→ **What you should do**
Copy the entries exactly. Their pictures do not belong in the copy.

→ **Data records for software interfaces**

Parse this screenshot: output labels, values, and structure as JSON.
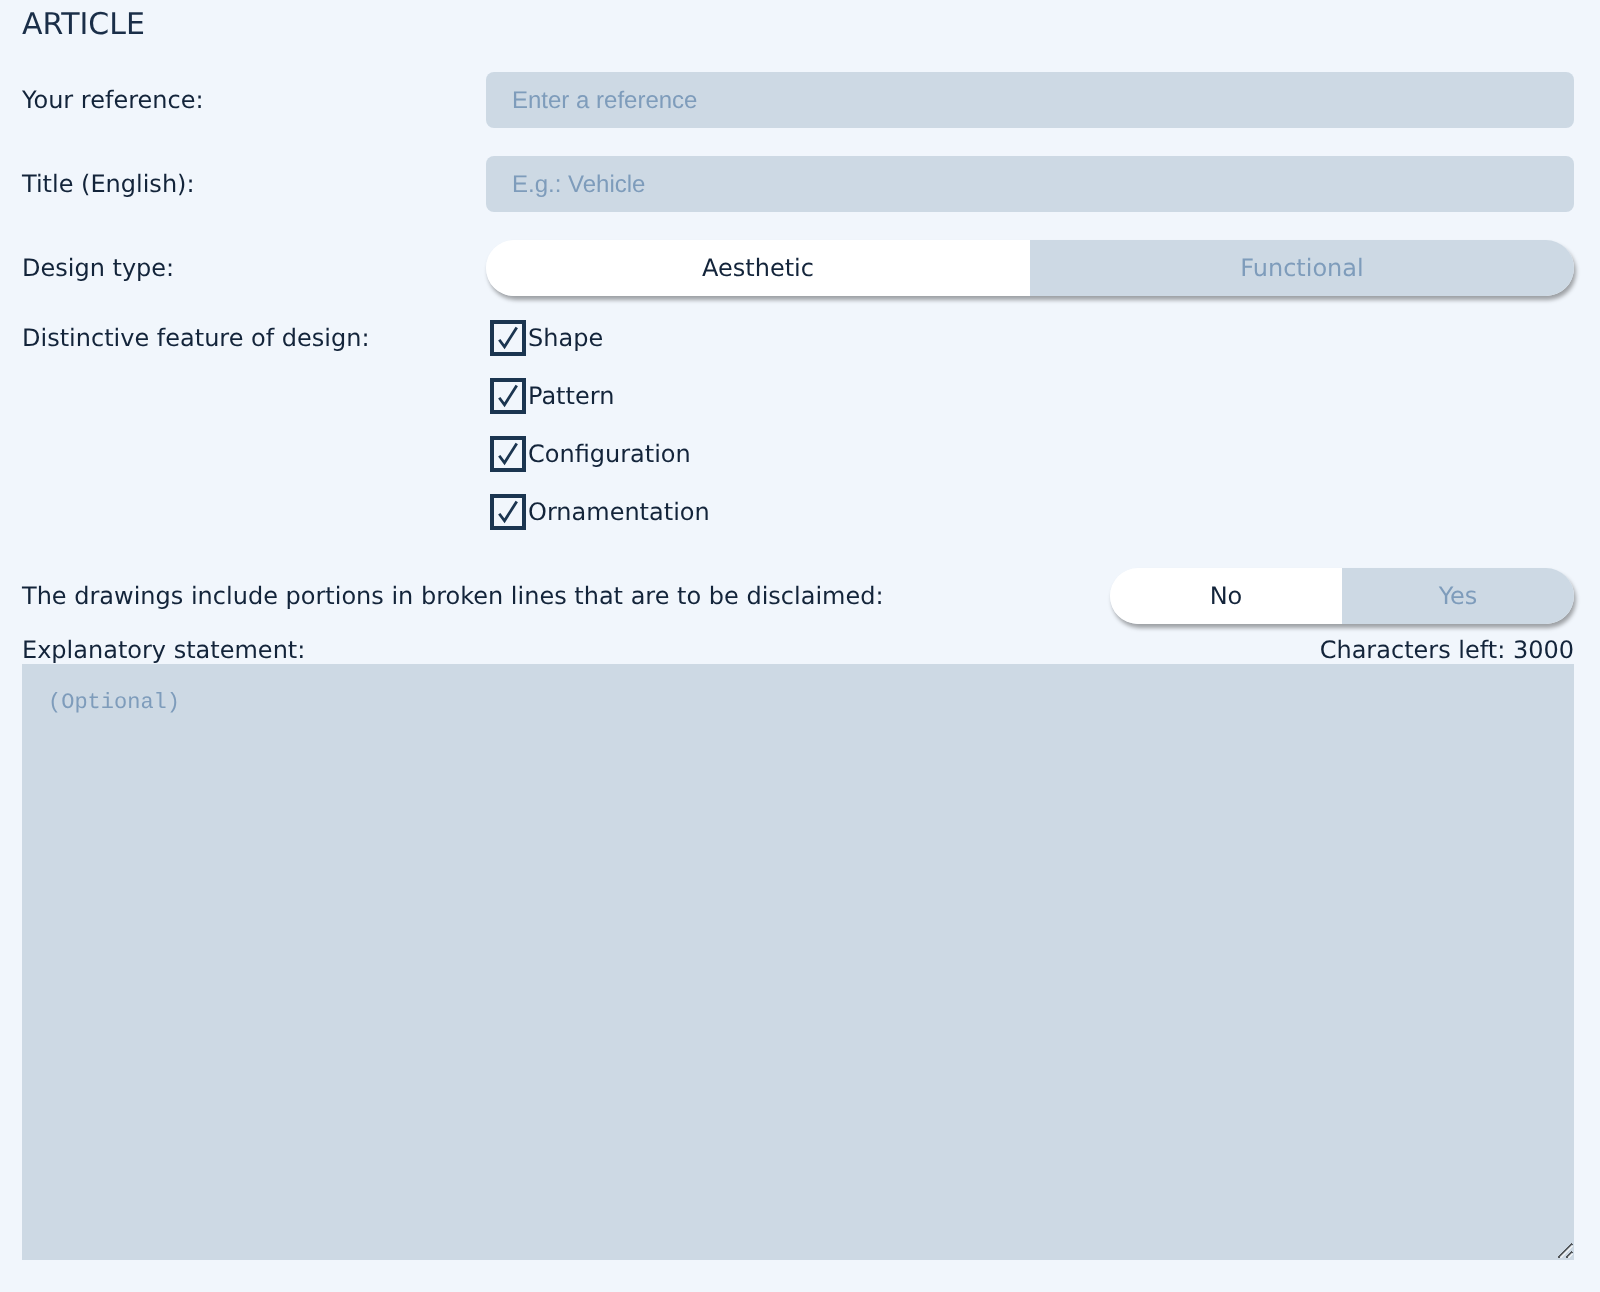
{
  "section_title": "ARTICLE",
  "fields": [
    {
      "label": "Your reference:",
      "placeholder": "Enter a reference"
    },
    {
      "label": "Title (English):",
      "placeholder": "E.g.: Vehicle"
    }
  ],
  "design_type": {
    "label": "Design type:",
    "options": [
      {
        "label": "Aesthetic",
        "selected": true
      },
      {
        "label": "Functional",
        "selected": false
      }
    ]
  },
  "distinctive_feature": {
    "label": "Distinctive feature of design:",
    "options": [
      {
        "label": "Shape",
        "checked": true
      },
      {
        "label": "Pattern",
        "checked": true
      },
      {
        "label": "Configuration",
        "checked": true
      },
      {
        "label": "Ornamentation",
        "checked": true
      }
    ]
  },
  "disclaimer": {
    "label": "The drawings include portions in broken lines that are to be disclaimed:",
    "options": [
      {
        "label": "No",
        "selected": true
      },
      {
        "label": "Yes",
        "selected": false
      }
    ]
  },
  "explanatory_statement": {
    "label": "Explanatory statement:",
    "counter": "Characters left: 3000",
    "placeholder": "(Optional)"
  }
}
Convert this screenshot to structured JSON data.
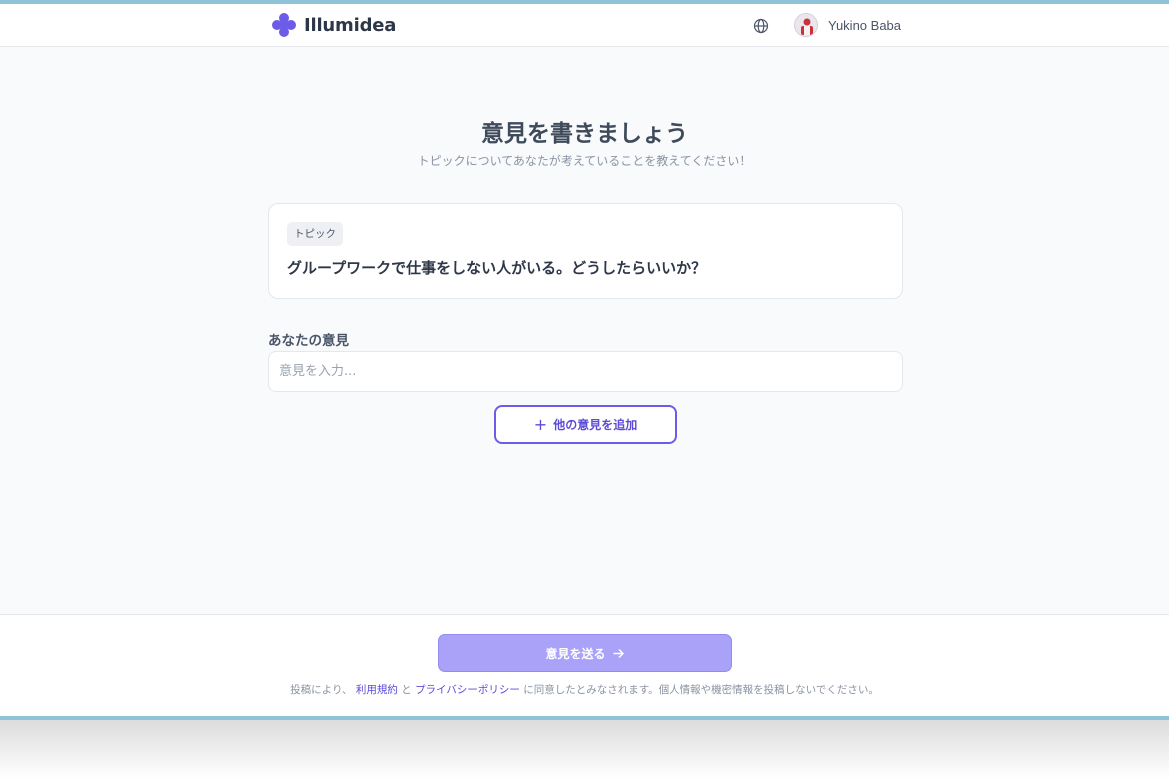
{
  "app": {
    "name": "Illumidea",
    "brand_color": "#6c5ce7"
  },
  "header": {
    "language_icon": "globe-icon",
    "user_name": "Yukino Baba"
  },
  "main": {
    "title": "意見を書きましょう",
    "subtitle": "トピックについてあなたが考えていることを教えてください！",
    "topic": {
      "badge": "トピック",
      "text": "グループワークで仕事をしない人がいる。どうしたらいいか？"
    },
    "opinion": {
      "label": "あなたの意見",
      "value": "",
      "placeholder": "意見を入力..."
    },
    "add_button": {
      "icon": "plus-icon",
      "label": "他の意見を追加"
    }
  },
  "footer": {
    "submit_label": "意見を送る",
    "submit_icon": "arrow-right-icon",
    "submit_color": "#a9a2f8",
    "terms": {
      "prefix": "投稿により、",
      "link1": "利用規約",
      "middle": "と",
      "link2": "プライバシーポリシー",
      "suffix": "に同意したとみなされます。個人情報や機密情報を投稿しないでください。"
    }
  }
}
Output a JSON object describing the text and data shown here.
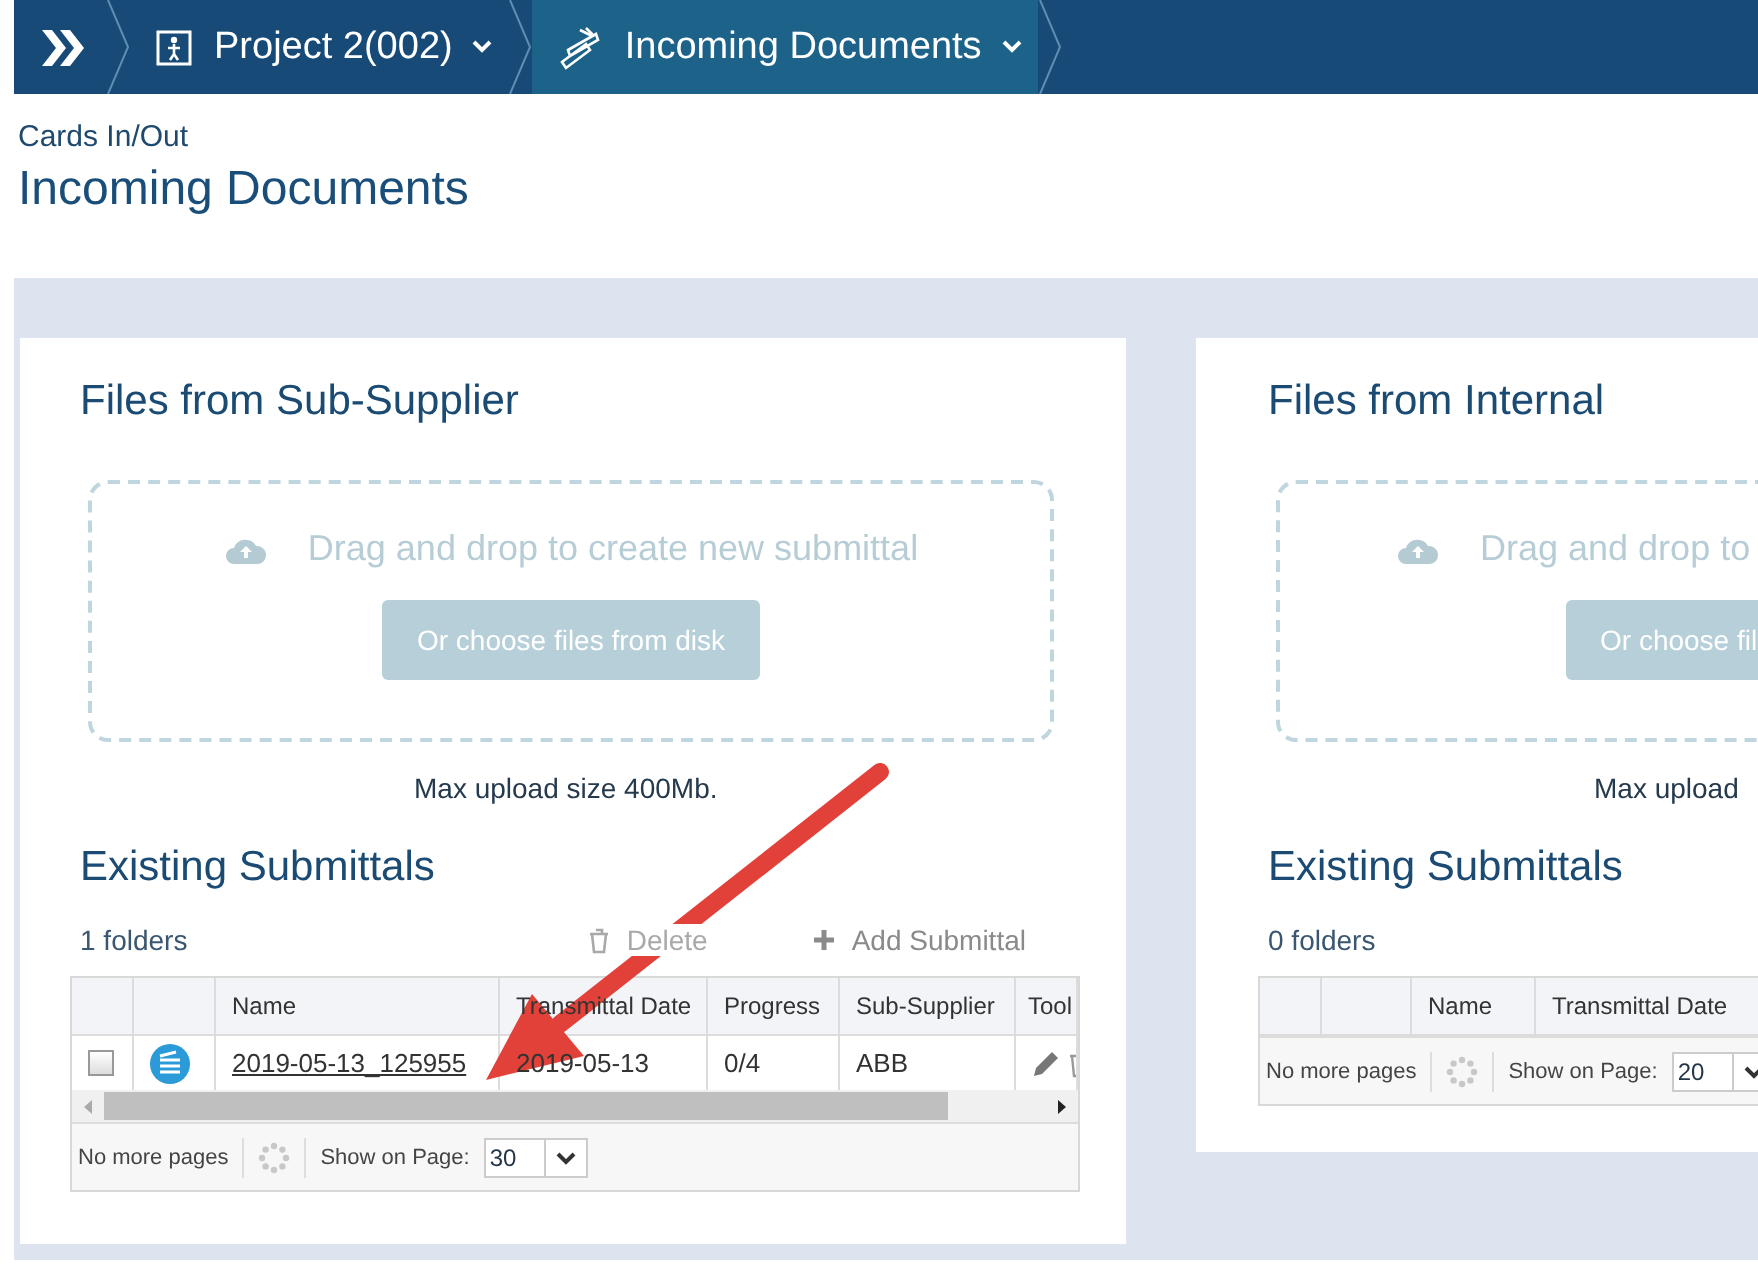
{
  "nav": [
    {
      "kind": "home",
      "selected": false
    },
    {
      "kind": "project",
      "label": "Project 2(002)",
      "selected": false
    },
    {
      "kind": "documents",
      "label": "Incoming Documents",
      "selected": true
    }
  ],
  "breadcrumb": "Cards In/Out",
  "title": "Incoming Documents",
  "panels": [
    {
      "title": "Files from Sub-Supplier",
      "drop_text": "Drag and drop to create new submittal",
      "choose_button": "Or choose files from disk",
      "max_upload": "Max upload size 400Mb.",
      "existing_title": "Existing Submittals",
      "count": "1 folders",
      "actions": [
        {
          "kind": "delete",
          "label": "Delete",
          "disabled": true
        },
        {
          "kind": "add",
          "label": "Add Submittal",
          "disabled": false
        }
      ],
      "columns": [
        {
          "kind": "check"
        },
        {
          "kind": "icon"
        },
        {
          "kind": "link",
          "label": "Name"
        },
        {
          "kind": "text",
          "label": "Transmittal Date"
        },
        {
          "kind": "text",
          "label": "Progress"
        },
        {
          "kind": "text",
          "label": "Sub-Supplier"
        },
        {
          "kind": "tools",
          "label": "Tool"
        }
      ],
      "rows": [
        {
          "checked": false,
          "cells": [
            "",
            "",
            "2019-05-13_125955",
            "2019-05-13",
            "0/4",
            "ABB",
            ""
          ]
        }
      ],
      "footer": {
        "status": "No more pages",
        "show_label": "Show on Page:",
        "page_size": "30"
      }
    },
    {
      "title": "Files from Internal",
      "drop_text": "Drag and drop to",
      "choose_button": "Or choose fil",
      "max_upload": "Max upload",
      "existing_title": "Existing Submittals",
      "count": "0 folders",
      "columns": [
        {
          "kind": "check"
        },
        {
          "kind": "icon"
        },
        {
          "kind": "link",
          "label": "Name"
        },
        {
          "kind": "text",
          "label": "Transmittal Date"
        }
      ],
      "footer": {
        "status": "No more pages",
        "show_label": "Show on Page:",
        "page_size": "20"
      }
    }
  ]
}
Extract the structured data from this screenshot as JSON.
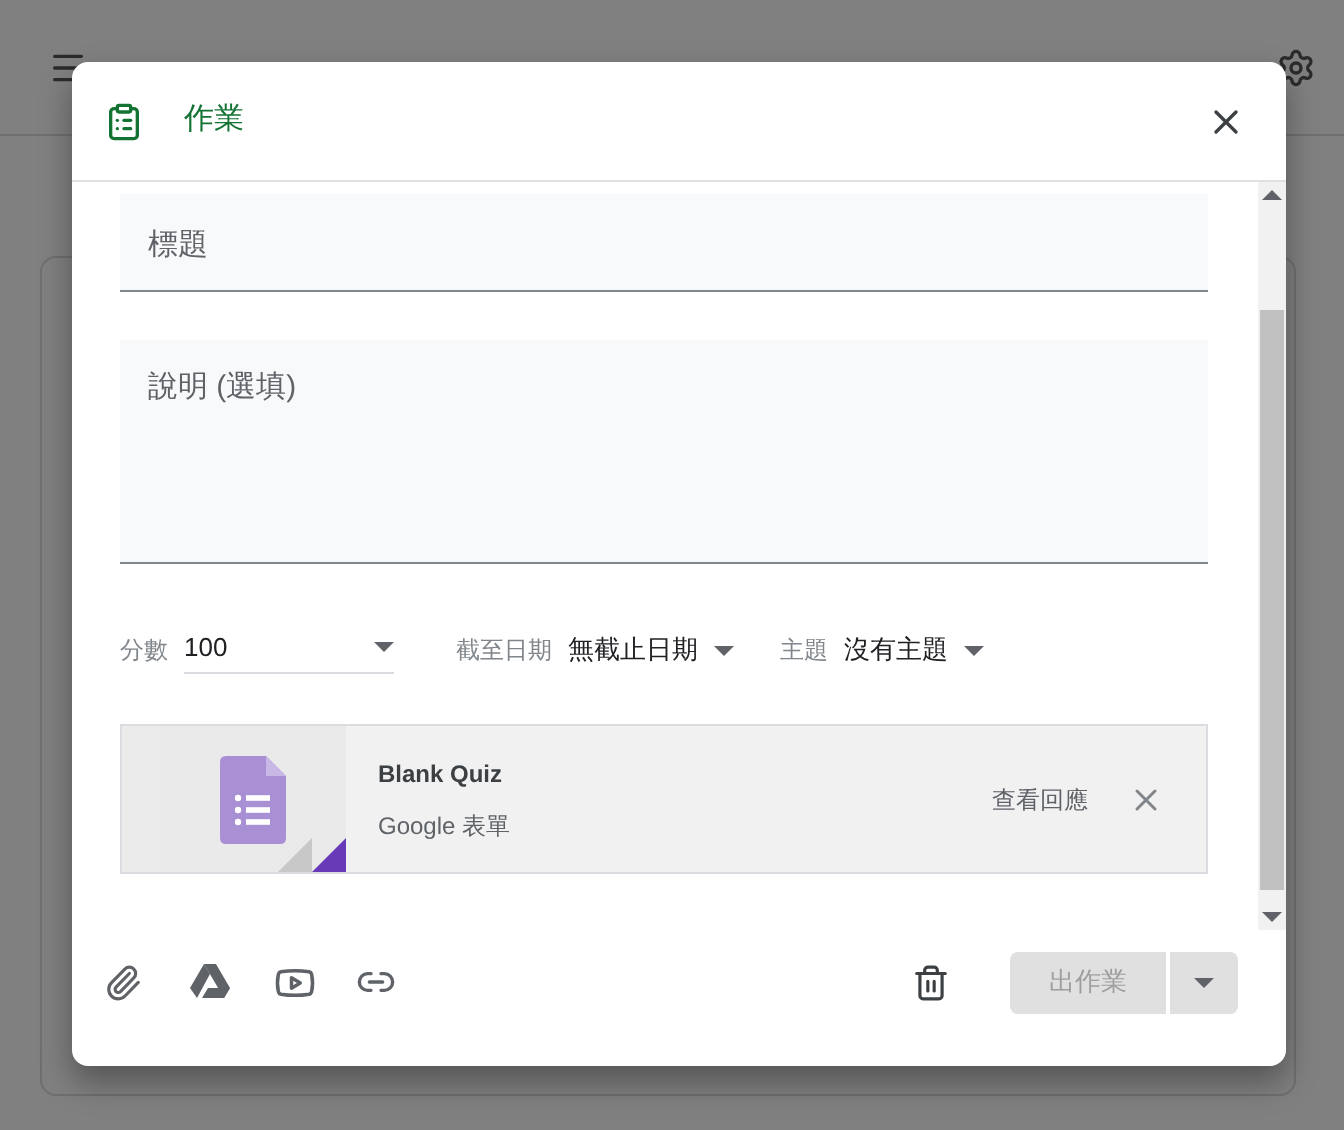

→ **Output of the exercise**
Parse this screenshot: output labels, values, and structure as JSON.
{
  "section_title": "ARTICLE",
  "fields": [
    {
      "label": "Your reference:",
      "placeholder": "Enter a reference"
    },
    {
      "label": "Title (English):",
      "placeholder": "E.g.: Vehicle"
    }
  ],
  "design_type": {
    "label": "Design type:",
    "options": [
      {
        "label": "Aesthetic",
        "selected": true
      },
      {
        "label": "Functional",
        "selected": false
      }
    ]
  },
  "distinctive_feature": {
    "label": "Distinctive feature of design:",
    "options": [
      {
        "label": "Shape",
        "checked": true
      },
      {
        "label": "Pattern",
        "checked": true
      },
      {
        "label": "Configuration",
        "checked": true
      },
      {
        "label": "Ornamentation",
        "checked": true
      }
    ]
  },
  "disclaimer": {
    "label": "The drawings include portions in broken lines that are to be disclaimed:",
    "options": [
      {
        "label": "No",
        "selected": true
      },
      {
        "label": "Yes",
        "selected": false
      }
    ]
  },
  "explanatory_statement": {
    "label": "Explanatory statement:",
    "counter": "Characters left: 3000",
    "placeholder": "(Optional)"
  }
}
Convert this screenshot to structured JSON data.
{
  "app": {
    "name": "Illumidea",
    "brand_color": "#6c5ce7"
  },
  "header": {
    "language_icon": "globe-icon",
    "user_name": "Yukino Baba"
  },
  "main": {
    "title": "意見を書きましょう",
    "subtitle": "トピックについてあなたが考えていることを教えてください！",
    "topic": {
      "badge": "トピック",
      "text": "グループワークで仕事をしない人がいる。どうしたらいいか？"
    },
    "opinion": {
      "label": "あなたの意見",
      "value": "",
      "placeholder": "意見を入力..."
    },
    "add_button": {
      "icon": "plus-icon",
      "label": "他の意見を追加"
    }
  },
  "footer": {
    "submit_label": "意見を送る",
    "submit_icon": "arrow-right-icon",
    "submit_color": "#a9a2f8",
    "terms": {
      "prefix": "投稿により、",
      "link1": "利用規約",
      "middle": "と",
      "link2": "プライバシーポリシー",
      "suffix": "に同意したとみなされます。個人情報や機密情報を投稿しないでください。"
    }
  }
}
Output a JSON object describing the text and data shown here.
{
  "nav": [
    {
      "kind": "home",
      "selected": false
    },
    {
      "kind": "project",
      "label": "Project 2(002)",
      "selected": false
    },
    {
      "kind": "documents",
      "label": "Incoming Documents",
      "selected": true
    }
  ],
  "breadcrumb": "Cards In/Out",
  "title": "Incoming Documents",
  "panels": [
    {
      "title": "Files from Sub-Supplier",
      "drop_text": "Drag and drop to create new submittal",
      "choose_button": "Or choose files from disk",
      "max_upload": "Max upload size 400Mb.",
      "existing_title": "Existing Submittals",
      "count": "1 folders",
      "actions": [
        {
          "kind": "delete",
          "label": "Delete",
          "disabled": true
        },
        {
          "kind": "add",
          "label": "Add Submittal",
          "disabled": false
        }
      ],
      "columns": [
        {
          "kind": "check"
        },
        {
          "kind": "icon"
        },
        {
          "kind": "link",
          "label": "Name"
        },
        {
          "kind": "text",
          "label": "Transmittal Date"
        },
        {
          "kind": "text",
          "label": "Progress"
        },
        {
          "kind": "text",
          "label": "Sub-Supplier"
        },
        {
          "kind": "tools",
          "label": "Tool"
        }
      ],
      "rows": [
        {
          "checked": false,
          "cells": [
            "",
            "",
            "2019-05-13_125955",
            "2019-05-13",
            "0/4",
            "ABB",
            ""
          ]
        }
      ],
      "footer": {
        "status": "No more pages",
        "show_label": "Show on Page:",
        "page_size": "30"
      }
    },
    {
      "title": "Files from Internal",
      "drop_text": "Drag and drop to",
      "choose_button": "Or choose fil",
      "max_upload": "Max upload",
      "existing_title": "Existing Submittals",
      "count": "0 folders",
      "columns": [
        {
          "kind": "check"
        },
        {
          "kind": "icon"
        },
        {
          "kind": "link",
          "label": "Name"
        },
        {
          "kind": "text",
          "label": "Transmittal Date"
        }
      ],
      "footer": {
        "status": "No more pages",
        "show_label": "Show on Page:",
        "page_size": "20"
      }
    }
  ]
}
Extract the structured data from this screenshot as JSON.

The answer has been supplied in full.